RATING: – 8.0/10.
The power of simplicity is often underrated in modern cinema, even by those who have been its biggest and most successful proponents over the years. There’s just something undeniably powerful about a simple story told honestly, from the heart and without gimmicks. We look to the geniuses of complex, layered, deeply metaphorical cinema like Spike Jonze, Paul Thomas Anderson, Charlie Kaufman, Christopher Nolan, Quentin Tarantino et al to give us the next masterpiece to gape at, films which double and triple back upon themselves and nearly get buried in unfathomable levels of meta and reference. Don’t take me wrong, I love these people and adore their work. But there’s another school of filmmaking that often doesn’t get the attention and adulation it deserves. And that’s Disney.
Disney doesn’t believe in snark. Disney doesn’t do non-linear storylines. Disney is not bohemian or postmodern or hipster. Disney doesn’t deal in novelty. Disney deals in myths and fables. It honors a classicist tradition of storytelling; one where our knowledge of what is likely to happen does not necessarily bore us. It doesn’t matter what’s happening so much as how it’s happening. The stories Disney tells are the oldest ones in the book, we know them all by heart, stories of friendship, of family, of resilience, of good versus evil, of nature, of talking animals and magic. It’s how they tell their stories that matters.
FROZEN is a wonderful addition to the already extraordinary Disney canon, a deftly written tale of sisterhood, love and shutting yourself off from the idea of it, animated with breathtaking skill and finesse, and populated with wonderful songs. It tells the tale of the kingdom of Arendelle, where Princesses Elsa and Anna are best friends. Elsa has a special power. She can conjure ice out of thin air and do anything she wants with it. While playing around with her powers, Elsa hits Anna with a burst of icy magic which nearly kills her. Her well-meaning but helplessly bewildered parents distance the two children and begin to teach Elsa the motto of “Conceal, don’t feel”, as Elsa begins to build a wall of ice around her heart to match the magic in her veins. But tragedy beckons as the King and Queen soon perish in a maritime accident. Years later, on Elsa’s coronation day, a chance event makes Elsa lose control and she inadvertently throws the whole land into an eternal winter. Terrified by her own powers and what she might do, she flees to the North Mountain where she fashions an ice palace for herself and vows to never return to her home again. But Anna won’t let her leave so easily and sets out on a quest to bring back her sister.

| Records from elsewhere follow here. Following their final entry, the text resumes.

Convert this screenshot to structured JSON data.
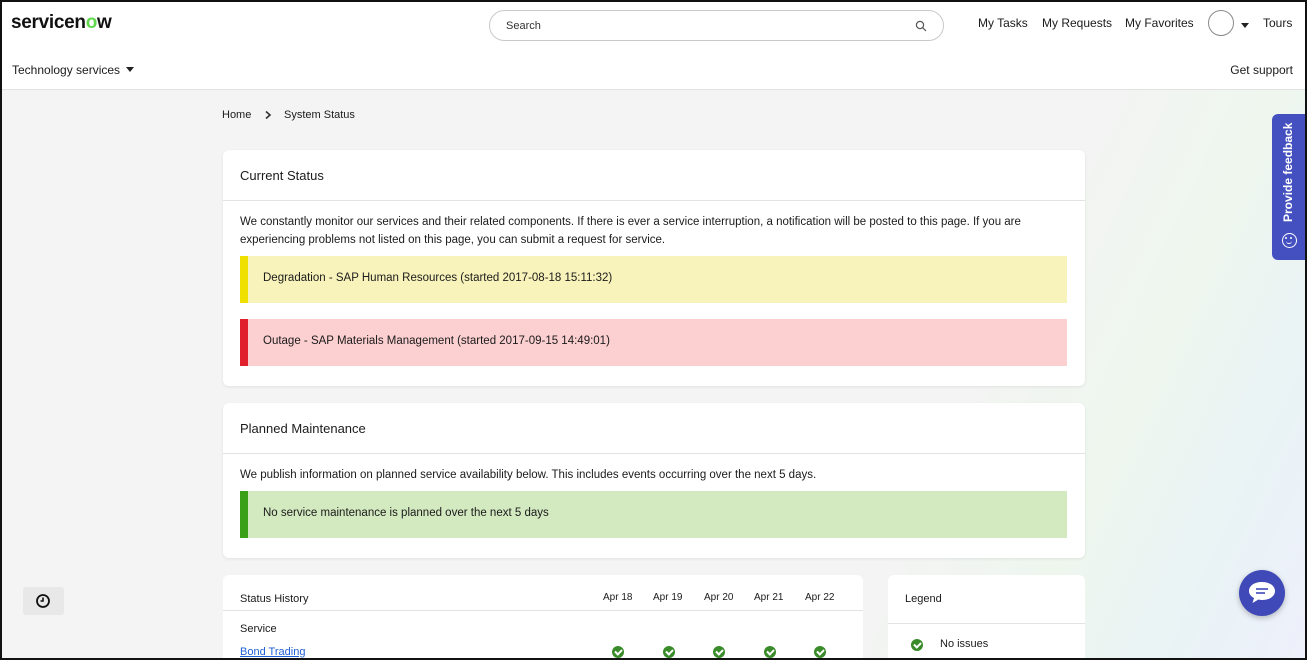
{
  "header": {
    "logo_text_pre": "servicen",
    "logo_text_o": "o",
    "logo_text_post": "w",
    "search_placeholder": "Search",
    "nav": {
      "my_tasks": "My Tasks",
      "my_requests": "My Requests",
      "my_favorites": "My Favorites",
      "tours": "Tours"
    },
    "services_menu": "Technology services",
    "get_support": "Get support"
  },
  "breadcrumb": {
    "home": "Home",
    "current": "System Status"
  },
  "current_status": {
    "title": "Current Status",
    "description": "We constantly monitor our services and their related components. If there is ever a service interruption, a notification will be posted to this page. If you are experiencing problems not listed on this page, you can submit a request for service.",
    "alerts": [
      {
        "text": "Degradation - SAP Human Resources (started 2017-08-18 15:11:32)",
        "bg": "#f8f3bb",
        "bar": "#f0e000"
      },
      {
        "text": "Outage - SAP Materials Management (started 2017-09-15 14:49:01)",
        "bg": "#fccfd0",
        "bar": "#e0202c"
      }
    ]
  },
  "planned_maintenance": {
    "title": "Planned Maintenance",
    "description": "We publish information on planned service availability below. This includes events occurring over the next 5 days.",
    "alert": {
      "text": "No service maintenance is planned over the next 5 days",
      "bg": "#d3e9c0",
      "bar": "#3aa018"
    }
  },
  "status_history": {
    "title": "Status History",
    "dates": [
      "Apr 18",
      "Apr 19",
      "Apr 20",
      "Apr 21",
      "Apr 22"
    ],
    "column_service": "Service",
    "rows": [
      {
        "service": "Bond Trading",
        "statuses": [
          "ok",
          "ok",
          "ok",
          "ok",
          "ok"
        ]
      }
    ]
  },
  "legend": {
    "title": "Legend",
    "items": [
      {
        "label": "No issues",
        "icon": "check-circle-icon"
      }
    ]
  },
  "feedback_tab": {
    "label": "Provide feedback"
  },
  "colors": {
    "brand_green": "#62d84e",
    "accent_blue": "#4450c0",
    "ok_green": "#3a8b2a",
    "link_blue": "#1f5fd6"
  }
}
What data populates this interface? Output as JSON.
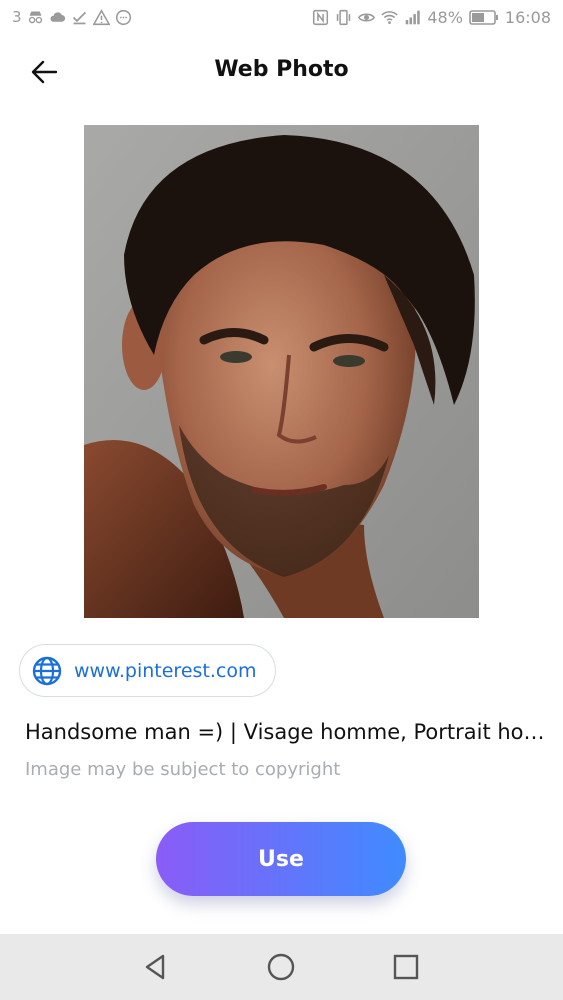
{
  "status_bar": {
    "left_number": "3",
    "battery": "48%",
    "time": "16:08",
    "icons_left": [
      "incognito-icon",
      "cloud-icon",
      "check-icon",
      "warning-icon",
      "chat-icon"
    ],
    "icons_right": [
      "nfc-icon",
      "vibrate-icon",
      "eye-icon",
      "wifi-icon",
      "signal-icon",
      "battery-icon"
    ]
  },
  "header": {
    "title": "Web Photo",
    "back_icon": "arrow-left-icon"
  },
  "photo": {
    "subject": "portrait-photo"
  },
  "source": {
    "icon": "globe-icon",
    "url": "www.pinterest.com"
  },
  "caption": {
    "title": "Handsome man =) | Visage homme, Portrait ho…",
    "notice": "Image may be subject to copyright"
  },
  "actions": {
    "use_label": "Use"
  },
  "colors": {
    "accent_start": "#8a5cf7",
    "accent_end": "#3f8bff",
    "link": "#1b6fd9"
  },
  "nav_bar": {
    "buttons": [
      "back-triangle-icon",
      "home-circle-icon",
      "recents-square-icon"
    ]
  }
}
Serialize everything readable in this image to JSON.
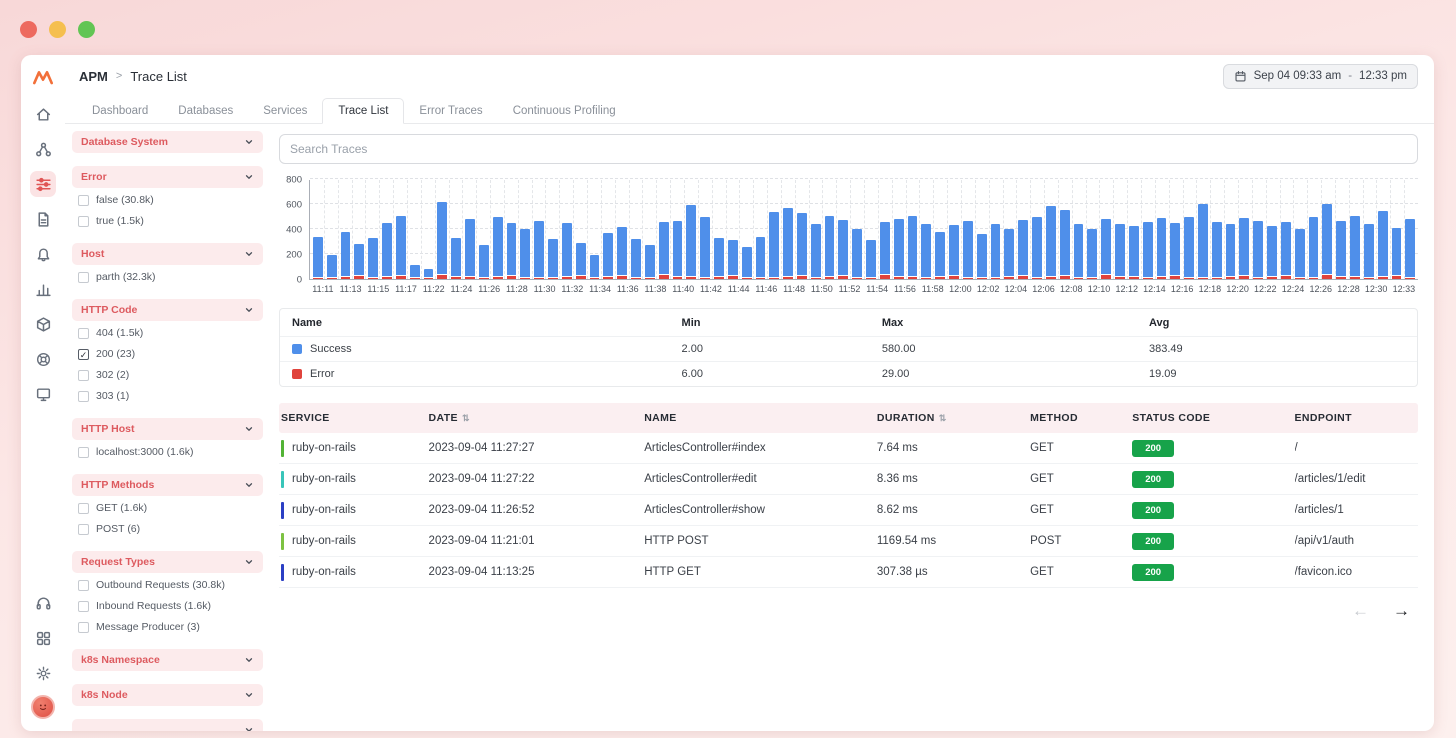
{
  "window": {
    "traffic_lights": [
      "#ed6a5f",
      "#f5bf4f",
      "#62c554"
    ]
  },
  "sidebar": {
    "icons": [
      {
        "name": "middleware-logo"
      },
      {
        "name": "home-icon"
      },
      {
        "name": "organization-icon"
      },
      {
        "name": "trace-list-icon",
        "active": true
      },
      {
        "name": "document-icon"
      },
      {
        "name": "notifications-icon"
      },
      {
        "name": "bar-chart-icon"
      },
      {
        "name": "package-icon"
      },
      {
        "name": "help-icon"
      },
      {
        "name": "monitor-icon"
      }
    ],
    "bottom_icons": [
      {
        "name": "support-headset-icon"
      },
      {
        "name": "apps-grid-icon"
      },
      {
        "name": "settings-gear-icon"
      },
      {
        "name": "user-avatar"
      }
    ]
  },
  "header": {
    "breadcrumb": [
      "APM",
      "Trace List"
    ],
    "separator": ">",
    "date_range": {
      "start": "Sep 04 09:33 am",
      "separator": "-",
      "end": "12:33 pm"
    }
  },
  "tabs": {
    "items": [
      "Dashboard",
      "Databases",
      "Services",
      "Trace List",
      "Error Traces",
      "Continuous Profiling"
    ],
    "active": "Trace List"
  },
  "filters": {
    "sections": [
      {
        "title": "Database System",
        "options": []
      },
      {
        "title": "Error",
        "options": [
          {
            "label": "false (30.8k)",
            "checked": false
          },
          {
            "label": "true (1.5k)",
            "checked": false
          }
        ]
      },
      {
        "title": "Host",
        "options": [
          {
            "label": "parth (32.3k)",
            "checked": false
          }
        ]
      },
      {
        "title": "HTTP Code",
        "options": [
          {
            "label": "404 (1.5k)",
            "checked": false
          },
          {
            "label": "200 (23)",
            "checked": true
          },
          {
            "label": "302 (2)",
            "checked": false
          },
          {
            "label": "303 (1)",
            "checked": false
          }
        ]
      },
      {
        "title": "HTTP Host",
        "options": [
          {
            "label": "localhost:3000 (1.6k)",
            "checked": false
          }
        ]
      },
      {
        "title": "HTTP Methods",
        "options": [
          {
            "label": "GET (1.6k)",
            "checked": false
          },
          {
            "label": "POST (6)",
            "checked": false
          }
        ]
      },
      {
        "title": "Request Types",
        "options": [
          {
            "label": "Outbound Requests (30.8k)",
            "checked": false
          },
          {
            "label": "Inbound Requests (1.6k)",
            "checked": false
          },
          {
            "label": "Message Producer (3)",
            "checked": false
          }
        ]
      },
      {
        "title": "k8s Namespace",
        "options": []
      },
      {
        "title": "k8s Node",
        "options": []
      },
      {
        "title": "",
        "options": []
      }
    ]
  },
  "search": {
    "placeholder": "Search Traces"
  },
  "chart_data": {
    "type": "bar",
    "title": "",
    "xlabel": "",
    "ylabel": "",
    "x_labels": [
      "11:11",
      "11:13",
      "11:15",
      "11:17",
      "11:22",
      "11:24",
      "11:26",
      "11:28",
      "11:30",
      "11:32",
      "11:34",
      "11:36",
      "11:38",
      "11:40",
      "11:42",
      "11:44",
      "11:46",
      "11:48",
      "11:50",
      "11:52",
      "11:54",
      "11:56",
      "11:58",
      "12:00",
      "12:02",
      "12:04",
      "12:06",
      "12:08",
      "12:10",
      "12:12",
      "12:14",
      "12:16",
      "12:18",
      "12:20",
      "12:22",
      "12:24",
      "12:26",
      "12:28",
      "12:30",
      "12:33"
    ],
    "yticks": [
      0,
      200,
      400,
      600,
      800
    ],
    "ylim": [
      0,
      800
    ],
    "grid": "dashed",
    "legend_position": "table-below",
    "series": [
      {
        "name": "Success",
        "color": "#4f8fea",
        "values": [
          320,
          175,
          355,
          250,
          305,
          420,
          475,
          90,
          60,
          580,
          305,
          450,
          255,
          475,
          420,
          380,
          445,
          300,
          425,
          260,
          175,
          340,
          385,
          300,
          255,
          420,
          445,
          565,
          480,
          300,
          280,
          235,
          320,
          515,
          545,
          495,
          420,
          475,
          440,
          380,
          295,
          420,
          460,
          480,
          420,
          355,
          400,
          445,
          340,
          420,
          380,
          440,
          480,
          560,
          520,
          420,
          380,
          445,
          420,
          400,
          440,
          460,
          420,
          480,
          580,
          440,
          420,
          460,
          445,
          400,
          420,
          380,
          480,
          560,
          440,
          480,
          420,
          520,
          380,
          460
        ]
      },
      {
        "name": "Error",
        "color": "#e0433c",
        "values": [
          12,
          8,
          15,
          22,
          9,
          18,
          25,
          7,
          11,
          29,
          14,
          20,
          10,
          17,
          23,
          6,
          12,
          8,
          15,
          22,
          9,
          18,
          25,
          7,
          11,
          29,
          14,
          20,
          10,
          17,
          23,
          6,
          12,
          8,
          15,
          22,
          9,
          18,
          25,
          7,
          11,
          29,
          14,
          20,
          10,
          17,
          23,
          6,
          12,
          8,
          15,
          22,
          9,
          18,
          25,
          7,
          11,
          29,
          14,
          20,
          10,
          17,
          23,
          6,
          12,
          8,
          15,
          22,
          9,
          18,
          25,
          7,
          11,
          29,
          14,
          20,
          10,
          17,
          23,
          6
        ]
      }
    ]
  },
  "legend": {
    "headers": [
      "Name",
      "Min",
      "Max",
      "Avg"
    ],
    "rows": [
      {
        "name": "Success",
        "color": "#4f8fea",
        "min": "2.00",
        "max": "580.00",
        "avg": "383.49"
      },
      {
        "name": "Error",
        "color": "#e0433c",
        "min": "6.00",
        "max": "29.00",
        "avg": "19.09"
      }
    ]
  },
  "table": {
    "columns": [
      {
        "key": "service",
        "label": "SERVICE",
        "sortable": false
      },
      {
        "key": "date",
        "label": "DATE",
        "sortable": true
      },
      {
        "key": "name",
        "label": "NAME",
        "sortable": false
      },
      {
        "key": "duration",
        "label": "DURATION",
        "sortable": true
      },
      {
        "key": "method",
        "label": "METHOD",
        "sortable": false
      },
      {
        "key": "status_code",
        "label": "STATUS CODE",
        "sortable": false
      },
      {
        "key": "endpoint",
        "label": "ENDPOINT",
        "sortable": false
      }
    ],
    "rows": [
      {
        "accent": "#52b335",
        "service": "ruby-on-rails",
        "date": "2023-09-04 11:27:27",
        "name": "ArticlesController#index",
        "duration": "7.64 ms",
        "method": "GET",
        "status_code": "200",
        "endpoint": "/"
      },
      {
        "accent": "#38c5b9",
        "service": "ruby-on-rails",
        "date": "2023-09-04 11:27:22",
        "name": "ArticlesController#edit",
        "duration": "8.36 ms",
        "method": "GET",
        "status_code": "200",
        "endpoint": "/articles/1/edit"
      },
      {
        "accent": "#2b3fc4",
        "service": "ruby-on-rails",
        "date": "2023-09-04 11:26:52",
        "name": "ArticlesController#show",
        "duration": "8.62 ms",
        "method": "GET",
        "status_code": "200",
        "endpoint": "/articles/1"
      },
      {
        "accent": "#7dc242",
        "service": "ruby-on-rails",
        "date": "2023-09-04 11:21:01",
        "name": "HTTP POST",
        "duration": "1169.54 ms",
        "method": "POST",
        "status_code": "200",
        "endpoint": "/api/v1/auth"
      },
      {
        "accent": "#2b3fc4",
        "service": "ruby-on-rails",
        "date": "2023-09-04 11:13:25",
        "name": "HTTP GET",
        "duration": "307.38 µs",
        "method": "GET",
        "status_code": "200",
        "endpoint": "/favicon.ico"
      }
    ]
  },
  "pagination": {
    "prev": "←",
    "next": "→"
  },
  "colors": {
    "accent_red": "#e25757",
    "filter_header_bg": "#fcebec",
    "table_header_bg": "#fbeff1",
    "badge_green": "#17a34a",
    "bar_blue": "#4f8fea",
    "bar_red": "#e0433c"
  }
}
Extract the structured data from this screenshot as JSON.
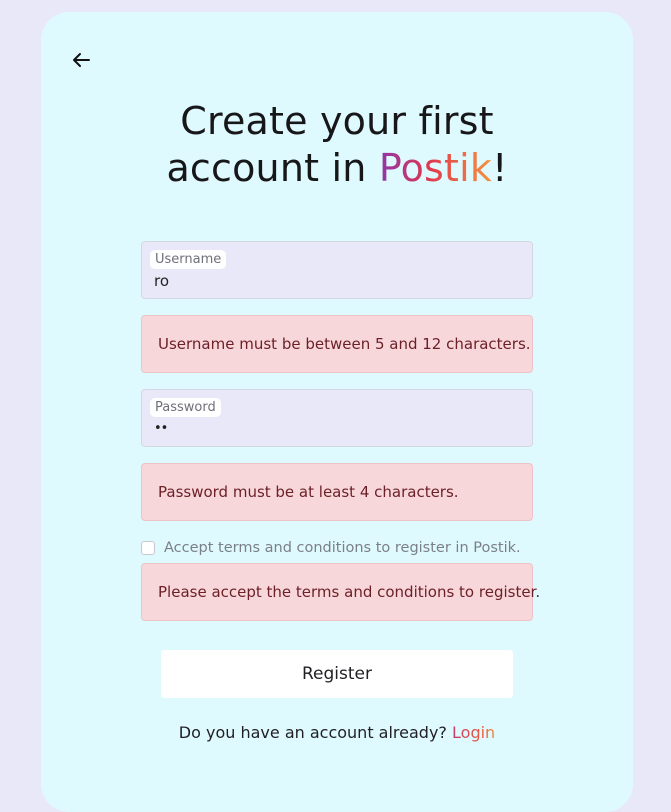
{
  "heading": {
    "line1": "Create your first",
    "line2_prefix": "account in ",
    "brand": "Postik",
    "suffix": "!"
  },
  "form": {
    "username": {
      "label": "Username",
      "value": "ro"
    },
    "username_error": "Username must be between 5 and 12 characters.",
    "password": {
      "label": "Password",
      "value": "••"
    },
    "password_error": "Password must be at least 4 characters.",
    "terms_label": "Accept terms and conditions to register in Postik.",
    "terms_error": "Please accept the terms and conditions to register.",
    "register_label": "Register"
  },
  "footer": {
    "prompt": "Do you have an account already? ",
    "login_label": "Login"
  },
  "icons": {
    "back": "arrow-left-icon"
  },
  "colors": {
    "page_bg": "#e8e8f8",
    "card_bg": "#dffafe",
    "error_bg": "#f8d7da",
    "error_text": "#6b1f27",
    "brand_gradient_start": "#8e35a9",
    "brand_gradient_end": "#f3943f"
  }
}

FROZEN is also sort of a feminist benchmark for Disney. Neither of its two fully fleshed-out heroines are stereotypes in any sense of the term, nor do they wait around for the men in their lives to do their work for them. They’re scrappy and weird and fun and don’t mind if they don’t look so regal all the time. Just because they’re princesses doesn’t mean they have to be gushy or girly all the time. Of course, their happily ever-afters are never really complete without their heroic hunks, but it’s unfair to begrudge them that – there is poignancy and beauty in tradition too. A Disney adaptation of The Feminine Mystique just wouldn’t make sense. But it’s interesting to note that the resolution is provided not by romantic attachment but by sisterly love.
The animation is devastatingly gorgeous. The frozen palace of exile, in particular, is awe-inspiring in its grandeur, particularly in 3D. The fjords and the castles and the forests are impeccably rendered. The music section, too, really outdo themselves. Robert Lopez and Kristen Anderson-Lopez give us some instantly hummable, dramatic songs, of which “Do You Want To Build A Snowman?” and “Let It Go” really take the cake. Poignant, heartfelt, beautifully performed, the music provides the heart and soul of the movie.
The first act of the film up until the self-imposed exile of Elsa, is so perfect, that the rest of the film suffers a little by comparison. Sometimes, especially near the end, it seems to lag a bit and not all the scenes have the same kind of bite. But you’re apt to forget all of that in the sheer deluge of childlike joy that the film has in abundance. It’s a Disney movie, after all.
I remember asking my grandmother many a time to tell me stories she had already told me before. I wanted to hear them again. There was a kind of comfort in the familiarity, in the knowledge that the good guys end up happy and that I don’t need to worry about them. But there was always the thrill when they passed through the perils of their journey, the elation at their success. That’s what Disney does best – recreate the stories of our childhood and find the universality in them, the timeless elegance and wisdom behind them. FROZEN is a story as old as the hills and its moral just as familiar, but perhaps something that we need to be reminded of from time to time – Love is all you need.